Confidential settlements are bad for patients.
We believe that lawsuits do much more than simply provide monetary compensation. Lawsuits improve the quality of standard of care for patients in the future. Unfortunately, confidential settlements deprive patients of the information they need to make an informed choice about their doctor or hospital.
A Story of Fraud, Deceit and Confidential Settlements
An orthopedic surgeon, Dr. Spyros Panos, was sued by over 100 patients for performing “phantom” surgeries. In more than a hundred lawsuits (and doubtless hundreds of other operations), Dr. Panos claimed to have performed surgeries that were not actually performed.
The patients were scheduled for surgery, the operation began and surgical incisions were made, but nothing else was done by Dr. Panos (hence, the term, “phantom” operation). Over the course of over a many years and hundreds of patients, Dr. Panos committed fraud upon his patients and violated their bodily integrity, trust and consent. Eventually, the patients discovered Dr. Panos’s fraud, brought lawsuits and Dr. Panos was suspended from practicing medicine in New York.
But there’s more to this sad story: Dr. Panos had been performing phantom operations for more than 15 years. As each new claim was brought, Dr. Panos settled the claims based on the condition that they must be confidential, i.e., no one can say a word about what Dr. Panos did. Because the settlements were confidential, none of his patients could discuss anything about Dr. Panos’s fraud.
As a result of the confidential settlements, none of Dr. Panos’s other patients had any information about his long history of fraud.
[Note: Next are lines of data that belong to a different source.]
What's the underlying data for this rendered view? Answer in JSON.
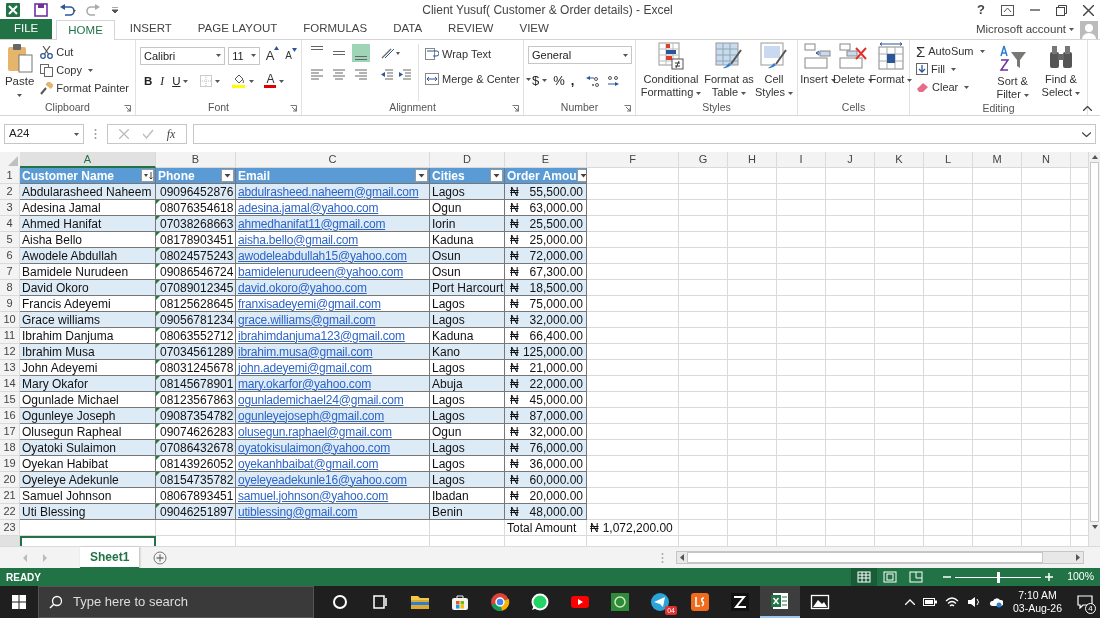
{
  "window": {
    "title": "Client Yusuf( Customer & Order details) - Excel",
    "help": "?"
  },
  "ribbon_tabs": [
    {
      "label": "FILE",
      "kind": "file",
      "selected": false
    },
    {
      "label": "HOME",
      "kind": "tab",
      "selected": true
    },
    {
      "label": "INSERT",
      "kind": "tab",
      "selected": false
    },
    {
      "label": "PAGE LAYOUT",
      "kind": "tab",
      "selected": false
    },
    {
      "label": "FORMULAS",
      "kind": "tab",
      "selected": false
    },
    {
      "label": "DATA",
      "kind": "tab",
      "selected": false
    },
    {
      "label": "REVIEW",
      "kind": "tab",
      "selected": false
    },
    {
      "label": "VIEW",
      "kind": "tab",
      "selected": false
    }
  ],
  "account": "Microsoft account",
  "clipboard": {
    "label": "Clipboard",
    "paste": "Paste",
    "cut": "Cut",
    "copy": "Copy",
    "format_painter": "Format Painter"
  },
  "font": {
    "label": "Font",
    "font_name": "Calibri",
    "font_size": "11",
    "grow": "A",
    "shrink": "A",
    "bold": "B",
    "italic": "I",
    "underline": "U",
    "font_color": "A"
  },
  "alignment": {
    "label": "Alignment",
    "vertical": [
      {
        "selected": false
      },
      {
        "selected": false
      },
      {
        "selected": true
      }
    ],
    "wrap_text": "Wrap Text",
    "merge_center": "Merge & Center"
  },
  "number": {
    "label": "Number",
    "format": "General",
    "currency": "$",
    "percent": "%",
    "comma": ","
  },
  "styles": {
    "label": "Styles",
    "conditional_formatting": "Conditional Formatting",
    "format_as_table": "Format as Table",
    "cell_styles": "Cell Styles"
  },
  "cells": {
    "label": "Cells",
    "insert": "Insert",
    "delete": "Delete",
    "format": "Format"
  },
  "editing": {
    "label": "Editing",
    "sigma": "Σ",
    "autosum": "AutoSum",
    "fill": "Fill",
    "clear": "Clear",
    "sort_filter": "Sort & Filter",
    "find_select": "Find & Select"
  },
  "formula_bar": {
    "name_box": "A24",
    "function_label": "fx"
  },
  "sheet": {
    "columns": [
      {
        "label": "A",
        "selected": true
      },
      {
        "label": "B",
        "selected": false
      },
      {
        "label": "C",
        "selected": false
      },
      {
        "label": "D",
        "selected": false
      },
      {
        "label": "E",
        "selected": false
      },
      {
        "label": "F",
        "selected": false
      },
      {
        "label": "G",
        "selected": false
      },
      {
        "label": "H",
        "selected": false
      },
      {
        "label": "I",
        "selected": false
      },
      {
        "label": "J",
        "selected": false
      },
      {
        "label": "K",
        "selected": false
      },
      {
        "label": "L",
        "selected": false
      },
      {
        "label": "M",
        "selected": false
      },
      {
        "label": "N",
        "selected": false
      }
    ]
  },
  "table": {
    "header_row_number": "1",
    "headers": [
      {
        "text": "Customer Name",
        "kind": "sorted"
      },
      {
        "text": "Phone",
        "kind": "filter"
      },
      {
        "text": "Email",
        "kind": "filter"
      },
      {
        "text": "Cities",
        "kind": "filter"
      },
      {
        "text": "Order Amou",
        "kind": "filter"
      }
    ],
    "rows": [
      {
        "number": "2",
        "name": "Abdularasheed Naheem",
        "phone": "09096452876",
        "phone_flag": false,
        "email": "abdulrasheed.naheem@gmail.com",
        "city": "Lagos",
        "currency": "₦",
        "amount": "55,500.00"
      },
      {
        "number": "3",
        "name": "Adesina Jamal",
        "phone": "08076354618",
        "phone_flag": true,
        "email": "adesina.jamal@yahoo.com",
        "city": "Ogun",
        "currency": "₦",
        "amount": "63,000.00"
      },
      {
        "number": "4",
        "name": "Ahmed Hanifat",
        "phone": "07038268663",
        "phone_flag": true,
        "email": "ahmedhanifat11@gmail.com",
        "city": "Iorin",
        "currency": "₦",
        "amount": "25,500.00"
      },
      {
        "number": "5",
        "name": "Aisha Bello",
        "phone": "08178903451",
        "phone_flag": true,
        "email": "aisha.bello@gmail.com",
        "city": "Kaduna",
        "currency": "₦",
        "amount": "25,000.00"
      },
      {
        "number": "6",
        "name": "Awodele Abdullah",
        "phone": "08024575243",
        "phone_flag": true,
        "email": "awodeleabdullah15@yahoo.com",
        "city": "Osun",
        "currency": "₦",
        "amount": "72,000.00"
      },
      {
        "number": "7",
        "name": "Bamidele Nurudeen",
        "phone": "09086546724",
        "phone_flag": true,
        "email": "bamidelenurudeen@yahoo.com",
        "city": "Osun",
        "currency": "₦",
        "amount": "67,300.00"
      },
      {
        "number": "8",
        "name": "David Okoro",
        "phone": "07089012345",
        "phone_flag": true,
        "email": "david.okoro@yahoo.com",
        "city": "Port Harcourt",
        "currency": "₦",
        "amount": "18,500.00"
      },
      {
        "number": "9",
        "name": "Francis Adeyemi",
        "phone": "08125628645",
        "phone_flag": true,
        "email": "franxisadeyemi@gmail.com",
        "city": "Lagos",
        "currency": "₦",
        "amount": "75,000.00"
      },
      {
        "number": "10",
        "name": "Grace williams",
        "phone": "09056781234",
        "phone_flag": true,
        "email": "grace.williams@gmail.com",
        "city": "Lagos",
        "currency": "₦",
        "amount": "32,000.00"
      },
      {
        "number": "11",
        "name": "Ibrahim Danjuma",
        "phone": "08063552712",
        "phone_flag": true,
        "email": "ibrahimdanjuma123@gmail.com",
        "city": "Kaduna",
        "currency": "₦",
        "amount": "66,400.00"
      },
      {
        "number": "12",
        "name": "Ibrahim Musa",
        "phone": "07034561289",
        "phone_flag": true,
        "email": "ibrahim.musa@gmail.com",
        "city": "Kano",
        "currency": "₦",
        "amount": "125,000.00"
      },
      {
        "number": "13",
        "name": "John Adeyemi",
        "phone": "08031245678",
        "phone_flag": true,
        "email": "john.adeyemi@gmail.com",
        "city": "Lagos",
        "currency": "₦",
        "amount": "21,000.00"
      },
      {
        "number": "14",
        "name": "Mary Okafor",
        "phone": "08145678901",
        "phone_flag": true,
        "email": "mary.okarfor@yahoo.com",
        "city": "Abuja",
        "currency": "₦",
        "amount": "22,000.00"
      },
      {
        "number": "15",
        "name": "Ogunlade Michael",
        "phone": "08123567863",
        "phone_flag": true,
        "email": "ogunlademichael24@gmail.com",
        "city": "Lagos",
        "currency": "₦",
        "amount": "45,000.00"
      },
      {
        "number": "16",
        "name": "Ogunleye Joseph",
        "phone": "09087354782",
        "phone_flag": true,
        "email": "ogunleyejoseph@gmail.com",
        "city": "Lagos",
        "currency": "₦",
        "amount": "87,000.00"
      },
      {
        "number": "17",
        "name": "Olusegun Rapheal",
        "phone": "09074626283",
        "phone_flag": true,
        "email": "olusegun.raphael@gmail.com",
        "city": "Ogun",
        "currency": "₦",
        "amount": "32,000.00"
      },
      {
        "number": "18",
        "name": "Oyatoki Sulaimon",
        "phone": "07086432678",
        "phone_flag": true,
        "email": "oyatokisulaimon@yahoo.com",
        "city": "Lagos",
        "currency": "₦",
        "amount": "76,000.00"
      },
      {
        "number": "19",
        "name": "Oyekan Habibat",
        "phone": "08143926052",
        "phone_flag": true,
        "email": "oyekanhbaibat@gmail.com",
        "city": "Lagos",
        "currency": "₦",
        "amount": "36,000.00"
      },
      {
        "number": "20",
        "name": "Oyeleye Adekunle",
        "phone": "08154735782",
        "phone_flag": true,
        "email": "oyeleyeadekunle16@yahoo.com",
        "city": "Lagos",
        "currency": "₦",
        "amount": "60,000.00"
      },
      {
        "number": "21",
        "name": "Samuel Johnson",
        "phone": "08067893451",
        "phone_flag": false,
        "email": "samuel.johnson@yahoo.com",
        "city": "Ibadan",
        "currency": "₦",
        "amount": "20,000.00"
      },
      {
        "number": "22",
        "name": "Uti Blessing",
        "phone": "09046251897",
        "phone_flag": true,
        "email": "utiblessing@gmail.com",
        "city": "Benin",
        "currency": "₦",
        "amount": "48,000.00"
      }
    ],
    "total": {
      "number": "23",
      "label": "Total Amount",
      "currency": "₦",
      "value": "1,072,200.00"
    }
  },
  "sheet_tabs": [
    {
      "label": "Sheet1",
      "selected": true
    }
  ],
  "status_bar": {
    "status": "READY",
    "views": [
      {
        "kind": "normal",
        "selected": true
      },
      {
        "kind": "page_layout",
        "selected": false
      },
      {
        "kind": "page_break",
        "selected": false
      }
    ],
    "zoom": {
      "level": 0.5
    },
    "zoom_label": "100%"
  },
  "taskbar": {
    "search": {
      "placeholder": "Type here to search"
    },
    "apps": [
      {
        "kind": "cortana",
        "active": false
      },
      {
        "kind": "task_view",
        "active": false
      },
      {
        "kind": "explorer",
        "active": false
      },
      {
        "kind": "store",
        "active": false
      },
      {
        "kind": "chrome",
        "active": false
      },
      {
        "kind": "whatsapp",
        "active": false
      },
      {
        "kind": "youtube",
        "active": false
      },
      {
        "kind": "green_app",
        "active": false
      },
      {
        "kind": "telegram",
        "active": false,
        "badge": "04"
      },
      {
        "kind": "ls",
        "active": false
      },
      {
        "kind": "pen",
        "active": false
      },
      {
        "kind": "excel",
        "active": true
      },
      {
        "kind": "photos",
        "active": false
      }
    ],
    "time": "7:10 AM",
    "date": "03-Aug-26",
    "notifications": "4"
  }
}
Dr. Panos continued his practice of phantom operations without any consequences for more than 15 years. Dr. Panos’s patients sustained injuries and life-long harm that were perpetrated, at least in part, through confidential settlements.
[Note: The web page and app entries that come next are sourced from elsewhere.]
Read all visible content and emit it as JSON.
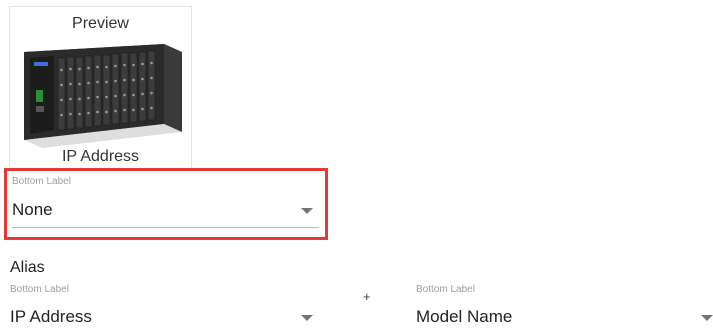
{
  "preview": {
    "title": "Preview",
    "caption": "IP Address",
    "device_icon": "rack-switch-image"
  },
  "bottom_label_select": {
    "label": "Bottom Label",
    "value": "None"
  },
  "alias": {
    "title": "Alias",
    "plus": "+",
    "left_select": {
      "label": "Bottom Label",
      "value": "IP Address"
    },
    "right_select": {
      "label": "Bottom Label",
      "value": "Model Name"
    }
  },
  "colors": {
    "highlight": "#e53935",
    "caret": "#757575",
    "label": "#9e9e9e"
  }
}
This is why we will never agree to a confidential settlement.
A Confidential Settlement Can Expose Your Settlement to Income Taxes
Confidentiality can expose your settlement to income taxes that you would not otherwise have to pay. Under the federal tax code, monetary compensation received as a result of bodily harm is not subject to income taxes.
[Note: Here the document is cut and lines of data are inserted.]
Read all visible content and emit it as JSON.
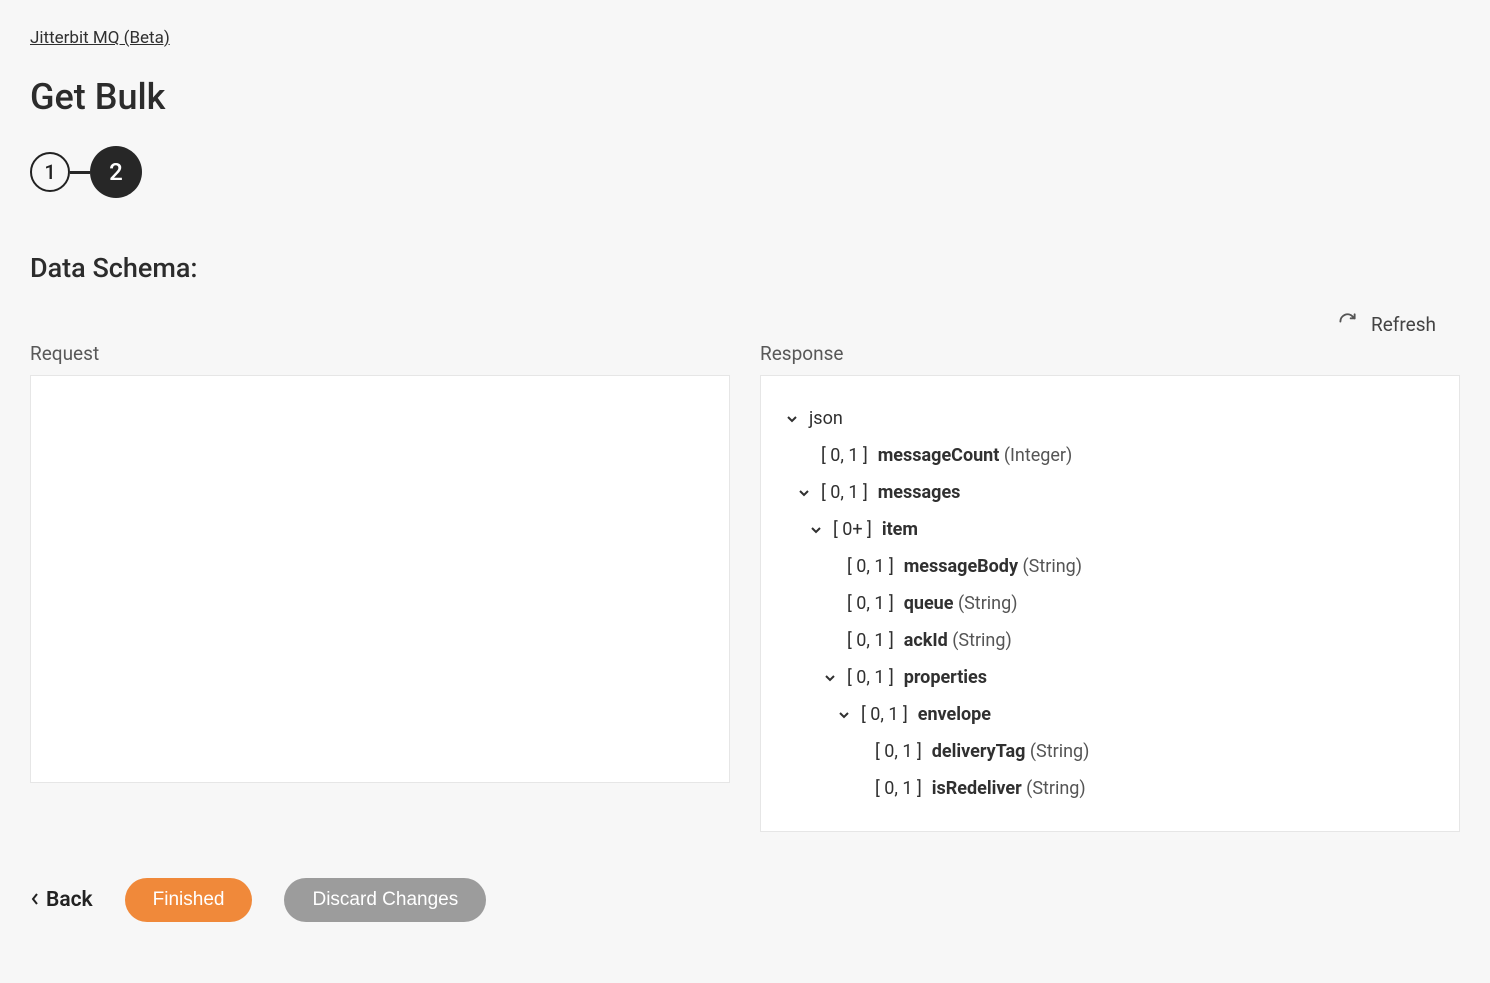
{
  "breadcrumb": "Jitterbit MQ (Beta)",
  "title": "Get Bulk",
  "stepper": {
    "step1": "1",
    "step2": "2"
  },
  "section_label": "Data Schema:",
  "refresh_label": "Refresh",
  "request_label": "Request",
  "response_label": "Response",
  "tree": {
    "root": "json",
    "n0": {
      "card": "[ 0, 1 ]",
      "name": "messageCount",
      "type": "(Integer)"
    },
    "n1": {
      "card": "[ 0, 1 ]",
      "name": "messages"
    },
    "n2": {
      "card": "[ 0+ ]",
      "name": "item"
    },
    "n3": {
      "card": "[ 0, 1 ]",
      "name": "messageBody",
      "type": "(String)"
    },
    "n4": {
      "card": "[ 0, 1 ]",
      "name": "queue",
      "type": "(String)"
    },
    "n5": {
      "card": "[ 0, 1 ]",
      "name": "ackId",
      "type": "(String)"
    },
    "n6": {
      "card": "[ 0, 1 ]",
      "name": "properties"
    },
    "n7": {
      "card": "[ 0, 1 ]",
      "name": "envelope"
    },
    "n8": {
      "card": "[ 0, 1 ]",
      "name": "deliveryTag",
      "type": "(String)"
    },
    "n9": {
      "card": "[ 0, 1 ]",
      "name": "isRedeliver",
      "type": "(String)"
    }
  },
  "footer": {
    "back": "Back",
    "finished": "Finished",
    "discard": "Discard Changes"
  }
}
When confidentiality is a condition for settlement, a portion of the settlement amount can be subject to taxation. Hence, a confidential settlement can expose at least a portion of your settlement to income taxes that you would not otherwise have to pay.
You shouldn’t have to pay taxes on your settlement. This is another reason why a confidential settlement is bad, and why we never agree to confidentiality.
Our Position regarding Confidentiality is Non-Negotiable
While monetary compensation is an important goal of a lawsuit, our purpose is not solely to provide monetary compensation for you. As your law firm, our goal is to improve the standard of care for other patients in the future.
Truth is, we would rather go out of business than agree to a confidential settlement. This is a value that we will never compromise and we hope you understand why.
You may disagree with us and if so, that’s okay. In some cases, our clients do not agree with our core values and when that happens, we politely decline to represent them.
If you agree that confidential settlements are bad and you will never agree to confidentiality as part of a settlement, please sign this agreement where indicated and return it to us.
We are grateful for the opportunity to represent you.